How to complete this task — Repeat the data exactly as it appears.

── Given records

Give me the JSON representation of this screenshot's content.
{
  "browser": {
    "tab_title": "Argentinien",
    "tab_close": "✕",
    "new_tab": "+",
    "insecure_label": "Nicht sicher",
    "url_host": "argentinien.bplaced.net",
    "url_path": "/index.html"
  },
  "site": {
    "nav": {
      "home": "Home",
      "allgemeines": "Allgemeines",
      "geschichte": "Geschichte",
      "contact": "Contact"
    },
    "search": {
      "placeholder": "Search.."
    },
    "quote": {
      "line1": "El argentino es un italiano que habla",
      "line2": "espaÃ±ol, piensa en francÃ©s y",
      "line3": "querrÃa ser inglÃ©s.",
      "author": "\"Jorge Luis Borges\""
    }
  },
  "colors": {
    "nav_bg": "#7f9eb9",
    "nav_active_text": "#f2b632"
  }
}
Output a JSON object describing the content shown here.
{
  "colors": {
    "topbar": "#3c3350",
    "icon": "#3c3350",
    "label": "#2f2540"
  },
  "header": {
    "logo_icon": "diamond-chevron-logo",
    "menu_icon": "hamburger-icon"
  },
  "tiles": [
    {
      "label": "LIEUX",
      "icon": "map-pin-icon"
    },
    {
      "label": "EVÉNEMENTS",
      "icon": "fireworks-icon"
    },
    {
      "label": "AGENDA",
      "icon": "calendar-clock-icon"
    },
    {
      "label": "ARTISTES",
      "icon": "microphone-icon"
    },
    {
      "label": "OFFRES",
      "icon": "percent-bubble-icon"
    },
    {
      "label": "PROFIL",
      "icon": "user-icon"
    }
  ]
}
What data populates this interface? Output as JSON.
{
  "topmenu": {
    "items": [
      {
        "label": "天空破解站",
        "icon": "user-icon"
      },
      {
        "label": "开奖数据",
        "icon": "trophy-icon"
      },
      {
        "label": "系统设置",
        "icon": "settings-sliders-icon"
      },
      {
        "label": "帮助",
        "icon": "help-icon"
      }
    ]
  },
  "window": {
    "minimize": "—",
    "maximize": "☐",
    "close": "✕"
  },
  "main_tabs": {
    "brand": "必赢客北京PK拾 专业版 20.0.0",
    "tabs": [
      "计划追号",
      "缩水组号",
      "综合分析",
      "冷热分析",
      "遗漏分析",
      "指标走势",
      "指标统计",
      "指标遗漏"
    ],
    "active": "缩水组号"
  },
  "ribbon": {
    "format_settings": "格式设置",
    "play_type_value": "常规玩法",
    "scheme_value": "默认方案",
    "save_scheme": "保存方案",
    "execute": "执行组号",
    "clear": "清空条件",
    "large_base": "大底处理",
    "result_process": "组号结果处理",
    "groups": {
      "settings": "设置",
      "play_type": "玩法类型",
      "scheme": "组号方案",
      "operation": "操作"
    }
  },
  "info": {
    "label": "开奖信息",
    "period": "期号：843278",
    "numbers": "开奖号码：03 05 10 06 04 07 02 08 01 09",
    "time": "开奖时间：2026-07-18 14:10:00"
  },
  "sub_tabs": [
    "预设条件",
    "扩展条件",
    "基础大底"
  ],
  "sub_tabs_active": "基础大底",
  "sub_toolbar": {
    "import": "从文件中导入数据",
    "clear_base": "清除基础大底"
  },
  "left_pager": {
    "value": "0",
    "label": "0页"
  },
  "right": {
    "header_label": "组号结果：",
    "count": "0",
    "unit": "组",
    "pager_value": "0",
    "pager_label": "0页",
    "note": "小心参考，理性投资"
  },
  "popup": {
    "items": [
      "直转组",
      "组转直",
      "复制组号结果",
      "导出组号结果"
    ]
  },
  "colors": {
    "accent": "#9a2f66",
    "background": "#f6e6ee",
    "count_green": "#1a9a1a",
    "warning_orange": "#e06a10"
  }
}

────

Final answer —
Give me the JSON representation of this screenshot's content.
{
  "browser": {
    "tab_title": "Argentinien",
    "tab_close": "✕",
    "new_tab": "+",
    "insecure_label": "Nicht sicher",
    "url_host": "argentinien.bplaced.net",
    "url_path": "/index.html"
  },
  "site": {
    "nav": {
      "home": "Home",
      "allgemeines": "Allgemeines",
      "geschichte": "Geschichte",
      "contact": "Contact"
    },
    "search": {
      "placeholder": "Search.."
    },
    "quote": {
      "line1": "El argentino es un italiano que habla",
      "line2": "espaÃ±ol, piensa en francÃ©s y",
      "line3": "querrÃa ser inglÃ©s.",
      "author": "\"Jorge Luis Borges\""
    }
  },
  "colors": {
    "nav_bg": "#7f9eb9",
    "nav_active_text": "#f2b632"
  }
}
Output a JSON object describing the content shown here.
{
  "colors": {
    "topbar": "#3c3350",
    "icon": "#3c3350",
    "label": "#2f2540"
  },
  "header": {
    "logo_icon": "diamond-chevron-logo",
    "menu_icon": "hamburger-icon"
  },
  "tiles": [
    {
      "label": "LIEUX",
      "icon": "map-pin-icon"
    },
    {
      "label": "EVÉNEMENTS",
      "icon": "fireworks-icon"
    },
    {
      "label": "AGENDA",
      "icon": "calendar-clock-icon"
    },
    {
      "label": "ARTISTES",
      "icon": "microphone-icon"
    },
    {
      "label": "OFFRES",
      "icon": "percent-bubble-icon"
    },
    {
      "label": "PROFIL",
      "icon": "user-icon"
    }
  ]
}
What data populates this interface? Output as JSON.
{
  "topmenu": {
    "items": [
      {
        "label": "天空破解站",
        "icon": "user-icon"
      },
      {
        "label": "开奖数据",
        "icon": "trophy-icon"
      },
      {
        "label": "系统设置",
        "icon": "settings-sliders-icon"
      },
      {
        "label": "帮助",
        "icon": "help-icon"
      }
    ]
  },
  "window": {
    "minimize": "—",
    "maximize": "☐",
    "close": "✕"
  },
  "main_tabs": {
    "brand": "必赢客北京PK拾 专业版 20.0.0",
    "tabs": [
      "计划追号",
      "缩水组号",
      "综合分析",
      "冷热分析",
      "遗漏分析",
      "指标走势",
      "指标统计",
      "指标遗漏"
    ],
    "active": "缩水组号"
  },
  "ribbon": {
    "format_settings": "格式设置",
    "play_type_value": "常规玩法",
    "scheme_value": "默认方案",
    "save_scheme": "保存方案",
    "execute": "执行组号",
    "clear": "清空条件",
    "large_base": "大底处理",
    "result_process": "组号结果处理",
    "groups": {
      "settings": "设置",
      "play_type": "玩法类型",
      "scheme": "组号方案",
      "operation": "操作"
    }
  },
  "info": {
    "label": "开奖信息",
    "period": "期号：843278",
    "numbers": "开奖号码：03 05 10 06 04 07 02 08 01 09",
    "time": "开奖时间：2026-07-18 14:10:00"
  },
  "sub_tabs": [
    "预设条件",
    "扩展条件",
    "基础大底"
  ],
  "sub_tabs_active": "基础大底",
  "sub_toolbar": {
    "import": "从文件中导入数据",
    "clear_base": "清除基础大底"
  },
  "left_pager": {
    "value": "0",
    "label": "0页"
  },
  "right": {
    "header_label": "组号结果：",
    "count": "0",
    "unit": "组",
    "pager_value": "0",
    "pager_label": "0页",
    "note": "小心参考，理性投资"
  },
  "popup": {
    "items": [
      "直转组",
      "组转直",
      "复制组号结果",
      "导出组号结果"
    ]
  },
  "colors": {
    "accent": "#9a2f66",
    "background": "#f6e6ee",
    "count_green": "#1a9a1a",
    "warning_orange": "#e06a10"
  }
}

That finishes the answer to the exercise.